Academic journal article
By Hao, Shou-Gang; Ma, Xue-Ping; Yuan, Si-Xun; Southon, John
Antiquity , Vol. 75, No. 289
Donghulin village is situated in the Western Hills area of the District of Mentougou, Beijing, at latitude 39 [degrees] 58'48" N and longitude 115 [degrees] 43'36" E, 455 m a.s.l. The village is about 80 km away from Beijing City (FIGURE 1). The Donghulin site was discovered in 1966, but no detailed study has ever been carried out (Zhou et al. 1972; Hao 1988). Recently a woman's skeleton was found at the bottom of the Holocene Loess on the rear margin of a second terrace near Fenpo Gully, just west of the village. Interestingly, there were numerous gastropod shells preserved together with the skeleton. And about 25 m away, abundant vertebrate skeletons (mostly fragmented bones) were found in the lower part of an early Holocene soil layer. The vertebrate bones were apparently refuse because some bones were smashed, and with stone hammering blocks. We report here the [sup.14]C dating of the human bones and the shell and discuss the environmental significance of these gastropod shells.
[sup.14]C dating of the human bones and the gastropod shell
[sup.14]C dating of the human bone and shell samples was conducted using accelerator mass spectrometry (AMS) at Peking University, China and Lawrence Livermore National Laboratory, USA. Samples were pretreated and converted to [CO.sub.2] as follows. Shell sample was treated at Lawrence Livermore National Laboratory: first leached with HC1 to remove secondary carbonate and then hydrolysed with 70% phosphoric acid. At Peking University, bone gelatin was extracted using a standard procedure (Yuan et al. in press). At Livermore, bone collagen was extracted and ultra-filtered using procedures described in Brown et al. (1988). At both laboratories, organics were heated under vacuum with CuO, and the [CO.sub.2] samples were converted to graphite. The targets were measured using standard AMS techniques. The results are shown in TABLE 1.

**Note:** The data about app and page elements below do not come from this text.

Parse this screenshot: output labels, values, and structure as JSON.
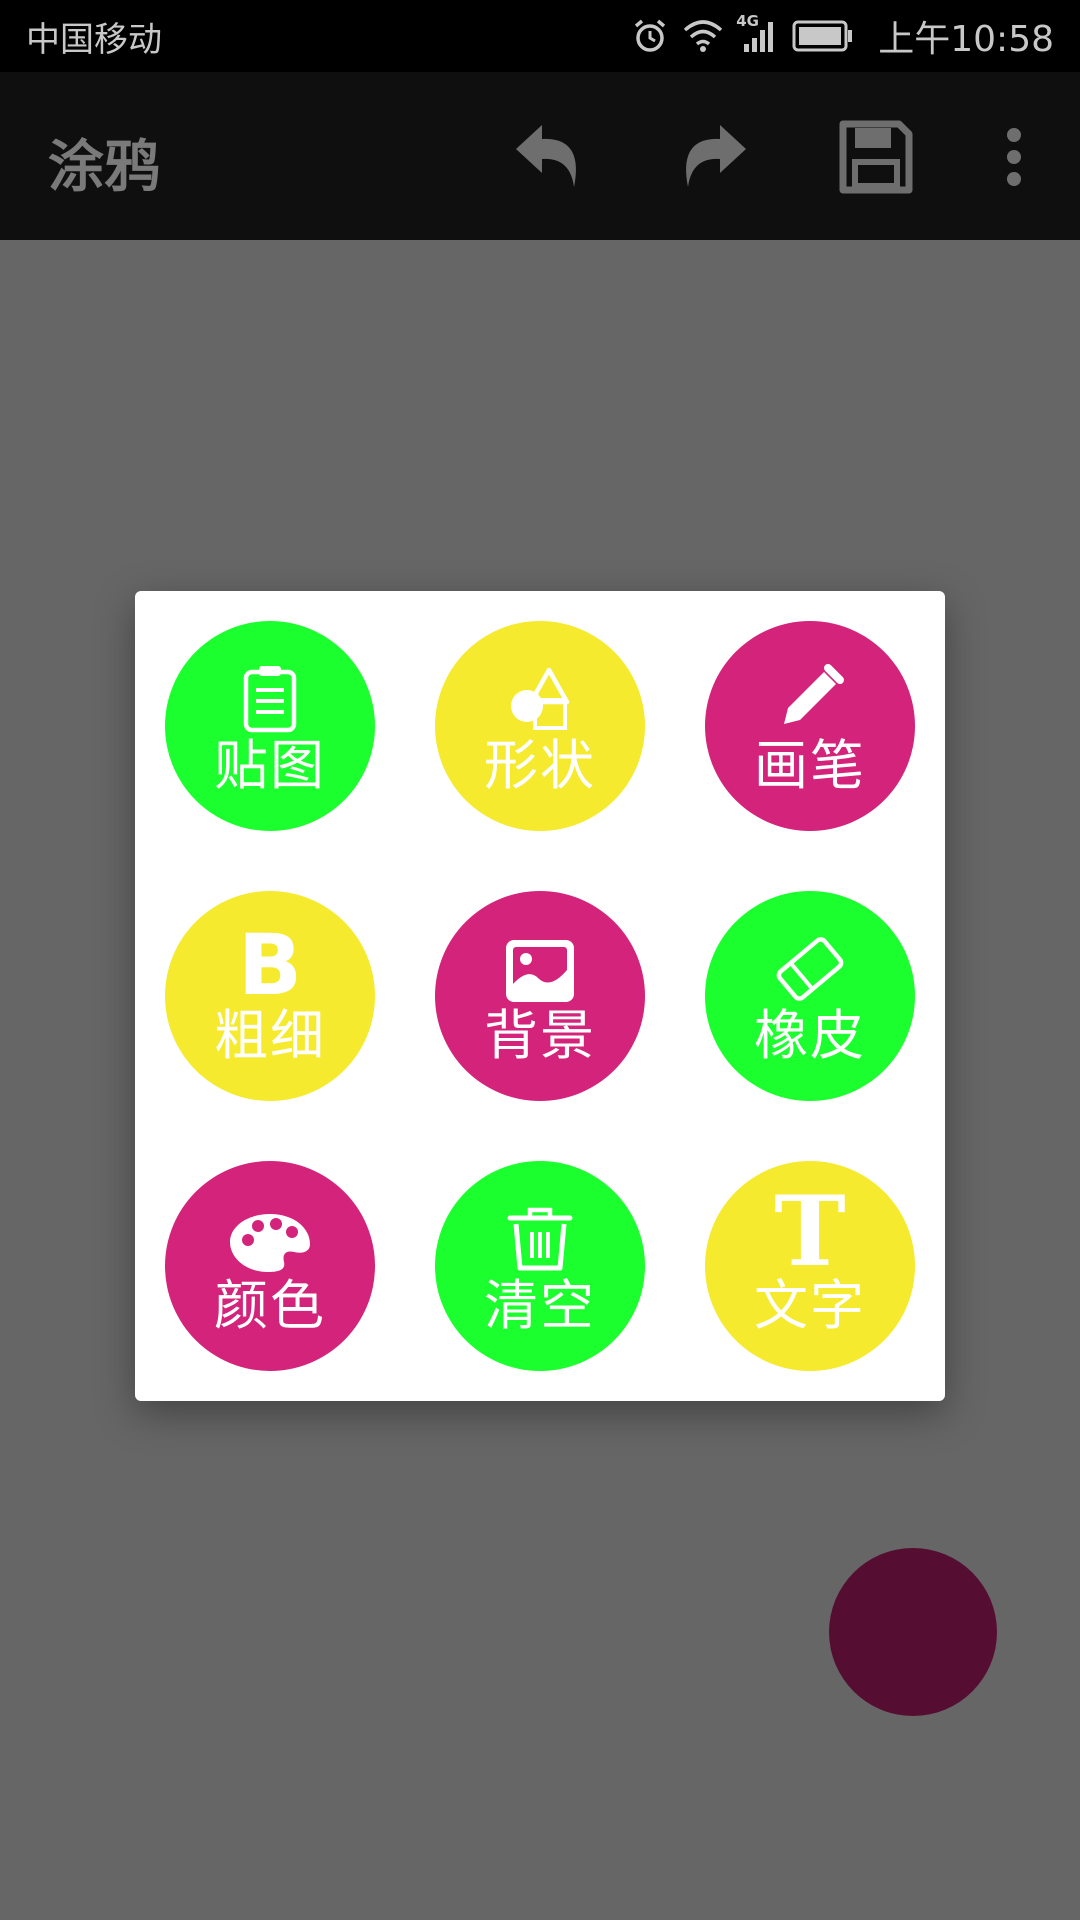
{
  "status_bar": {
    "carrier": "中国移动",
    "network": "4G",
    "time": "上午10:58",
    "icons": [
      "alarm-icon",
      "wifi-icon",
      "signal-icon",
      "battery-icon"
    ]
  },
  "app_bar": {
    "title": "涂鸦",
    "actions": [
      "undo-icon",
      "redo-icon",
      "save-icon",
      "more-vert-icon"
    ]
  },
  "colors": {
    "green": "#1cff2e",
    "yellow": "#f5ea2e",
    "magenta": "#d4237a",
    "current_paint": "#550e31"
  },
  "tools": [
    {
      "label": "贴图",
      "icon": "clipboard-icon",
      "color": "#1cff2e"
    },
    {
      "label": "形状",
      "icon": "shapes-icon",
      "color": "#f5ea2e"
    },
    {
      "label": "画笔",
      "icon": "pencil-icon",
      "color": "#d4237a"
    },
    {
      "label": "粗细",
      "icon": "bold-icon",
      "color": "#f5ea2e",
      "glyph": "B"
    },
    {
      "label": "背景",
      "icon": "image-icon",
      "color": "#d4237a"
    },
    {
      "label": "橡皮",
      "icon": "eraser-icon",
      "color": "#1cff2e"
    },
    {
      "label": "颜色",
      "icon": "palette-icon",
      "color": "#d4237a"
    },
    {
      "label": "清空",
      "icon": "trash-icon",
      "color": "#1cff2e"
    },
    {
      "label": "文字",
      "icon": "text-icon",
      "color": "#f5ea2e",
      "glyph": "T"
    }
  ]
}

TABLE 1. AMS [sup.14]C results of the Neritna violacea gastropod shell and the human phalanx bones of the same skeleton from Donghulin, Beijing. The Libby half-life of 5568 years is used at both laboratories. The OxCal 3.3 and INTCAL 98 curve has been used for calibration (Stuiver et al. 1998). lab sample no.(1) material [Delta] [sup.13]C [sup.14]C age (PDB) (yr BP) BA-95068 bone -18.44(2) 8720 170 CAMS-30912 bone -18.44 8450 70 CAMS-31482 bone -18.44 8450 80 CAMS-30732 shell -9.95 8150 60 lab sample no.(1) calibrated date ([+ or -] 1s) (cal BC) BA-95068 8160 (0.05) 8133 8078 (0.01) 8072 8057 (0.01) 8050 7969 (0.92) 7586 CAMS-30912 7580 (0.68) 7513 7457 (0.01) 7456 7507 (0.27) 7478 7388 (0.05) 7382 CAMS-31482 7582 (0.90) 7476 7388 (0.06) 7380 7460 (0.04) 7454 CAMS-30732 7260 (0.43) 7170 7150 (0.57) 7030 (1) Samples with a BA prefix were analysed at Peking University, China; those with CAMS, at the Centre for AMS, Lawrence Livermore, National Laboratory of USA. (2) Not measured, assuming that it was the same as that of CAMS 30912.
Two points should be noted from the data of the table.
1 The [sup.14]C bone dates of both laboratories differ somewhat. However, they are generally in agreement at about [+ or -] 1 [Sigma] level. We take the average of the three [sup.14]C bone dates measured at the two laboratories, i.e., 8540 BP as the age for the Donghulin woman.
2 The shell date is younger than the bone dates. Logically speaking, the shell age should be the same as or older than that of the human bone since the necklace is definitely associated with the woman's skeleton and should be her possession. …